In this webcast, four members of the authoring committee will provide an overview of the major findings and will be available to answer questions. Key topics will include:
- Potential contribution of water reuse to the nation's water supplies.
- De facto reuse
- The state of technology and quality assurance concepts.
- The committee’s “risk exemplar”
- Regulatory issues.
- Research needs.
The webcast will also provide a sneak peak of several new derivative products, including a booklet and website to communicate the report’s findings. To access the full report, click here.
- Rhodes R. Trussell, Chair, Trussell Technologies, Inc.
- James Crook, Environmental Engineering Consultant
- Jörg E. Drewes, NSF Engineering Research Center on Reinventing the Nation’s Urban Water Infrastructure (ReNUWIt); Colorado School of Mines.
- David L. Sedlak, University of California, Berkeley
Rhodes R. Trussell (NAE), Chair, is the founder of Trussell Technologies, Inc. For 31 years he worked for MWH. Inc., where he was the leading drinking water technologist. He is recognized worldwide as an authority in methods and criteria for water quality and the development of advanced processes for treating water or wastewater to achieve the highest standards. He has worked on the process design for dozens of treatment plants, ranging from less than 1 to more than 900 MGD in capacity and has experience with virtually every physiochemical process and most biological processes as well. He has a special interest in emerging water quality problems and reuse. Dr. Trussell is a member of the National Academy of Engineering and served as chair of the Committee on the Assessment of Water Reuse as an Approach to Meeting Future Water Supply Needs.
James Crook is an independent environmental engineering consultant with 40 years of experience in state government and consulting engineering arenas, serving public and private sectors in the United States and abroad. He is an internationally recognized expert in water reclamation and reuse and has been involved in numerous projects and research activities involving public health, regulatory and permitting issues, project planning and implementation, risk assessment, and treatment technology. Previously, he spent 15 years directing the California Department of Public Health’s water reuse program and developed California’s first comprehensive water reuse criteria.

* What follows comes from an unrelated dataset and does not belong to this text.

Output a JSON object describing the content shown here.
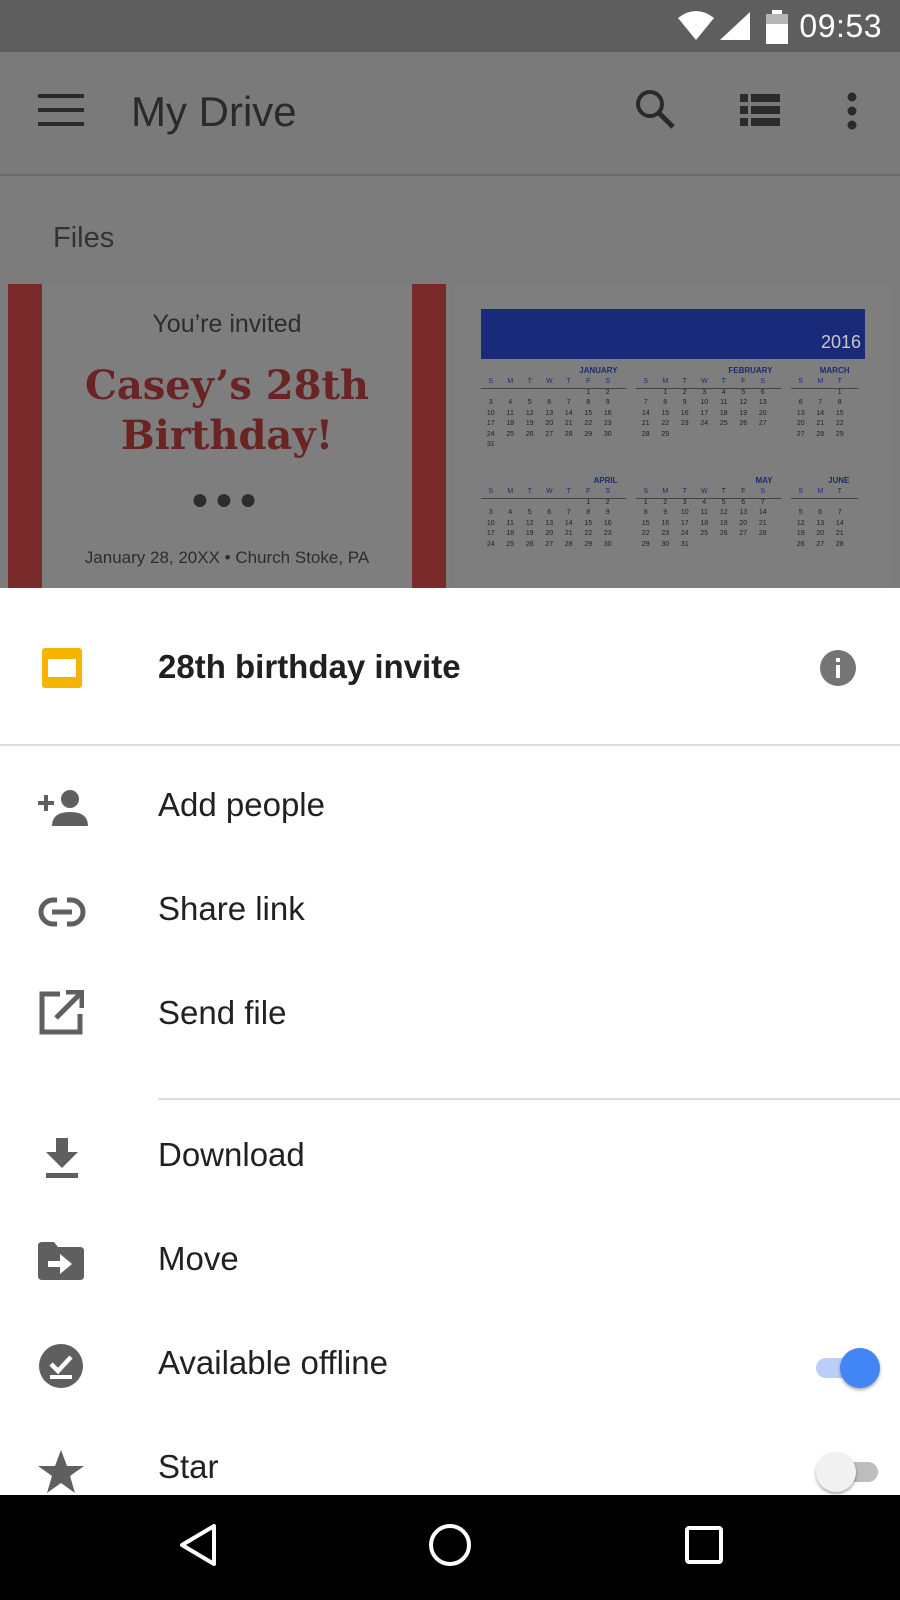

Jörg E. Drewes is a Professor of Civil and Environmental Engineering and Director of Research for the NSF Engineering Research Center on Reinventing the Nation’s Urban Water Infrastructure (ReNUWIt). He also serves as associate director of the Advanced Water Technology Center (AQWATEC) at the Colorado School of Mines. Dr. Drewes has been actively involved in research in the area of water treatment and non-potable and potable water reuse for more than nineteen years. Dr. Drewes’ research interests include water treatment and potable reuse, design and operation of managed aquifer recharge systems, monitoring strategies for bulk organic carbon and emerging trace organic chemicals in natural and engineered systems, and optimized operation of energy-efficient membranes.

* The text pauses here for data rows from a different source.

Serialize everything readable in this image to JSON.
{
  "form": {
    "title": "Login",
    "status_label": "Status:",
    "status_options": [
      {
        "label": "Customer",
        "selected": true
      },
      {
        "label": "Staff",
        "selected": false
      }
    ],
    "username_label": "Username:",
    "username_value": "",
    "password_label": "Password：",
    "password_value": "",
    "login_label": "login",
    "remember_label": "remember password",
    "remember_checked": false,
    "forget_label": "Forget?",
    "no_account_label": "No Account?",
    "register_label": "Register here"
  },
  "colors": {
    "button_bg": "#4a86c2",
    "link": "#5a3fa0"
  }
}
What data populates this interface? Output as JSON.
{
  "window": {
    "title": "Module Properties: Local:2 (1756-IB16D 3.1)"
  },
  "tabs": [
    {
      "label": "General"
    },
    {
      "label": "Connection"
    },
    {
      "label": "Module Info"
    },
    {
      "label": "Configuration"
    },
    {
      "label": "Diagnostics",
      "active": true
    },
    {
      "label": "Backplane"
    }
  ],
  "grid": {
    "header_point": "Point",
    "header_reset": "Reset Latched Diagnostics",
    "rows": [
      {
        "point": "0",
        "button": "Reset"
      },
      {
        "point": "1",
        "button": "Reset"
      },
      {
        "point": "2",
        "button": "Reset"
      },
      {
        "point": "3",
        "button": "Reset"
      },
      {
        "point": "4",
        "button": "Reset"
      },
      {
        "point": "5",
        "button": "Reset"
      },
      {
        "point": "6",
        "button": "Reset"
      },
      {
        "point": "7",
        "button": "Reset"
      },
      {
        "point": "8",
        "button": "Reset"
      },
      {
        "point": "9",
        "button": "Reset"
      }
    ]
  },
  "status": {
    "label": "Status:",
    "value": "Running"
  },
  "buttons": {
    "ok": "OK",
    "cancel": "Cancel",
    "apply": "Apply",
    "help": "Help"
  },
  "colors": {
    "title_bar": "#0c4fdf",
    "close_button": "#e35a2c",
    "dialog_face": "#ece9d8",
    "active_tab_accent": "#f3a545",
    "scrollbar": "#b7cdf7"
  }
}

David L. Sedlak is Professor of Civil and Environmental Engineering at the University of California, Berkeley where he is also the co-Director of the Berkeley Water Center and the Deputy Director of the National Science Foundation's Engineering Research Center on Reinventing the Nation's Urban Water Infrastructure (ReNUWIt). His areas of research interest include analytical methods for measuring organic compounds in water, fate of chemical contaminants in water recycling systems, environmental photochemistry, and ecological engineering.
Members of the Committee not speaking:
- Andy Anderson, Wisconsin Division of Public Health
- Ed Archuletta, El Paso Water Utilities
- Denise Fort, University of New Mexico
- Charles Haas, Drexel University
- Brent Haddad, University of California
- Duane Huggett, University of North Texas
- Sunny Jiang, University of California - Irvine
- Shane Snyder, University of Arizona
- Meg Whitaker, ToxServices LLC
- Dale Whittington, University of North Carolina
To register for this webcast, click here.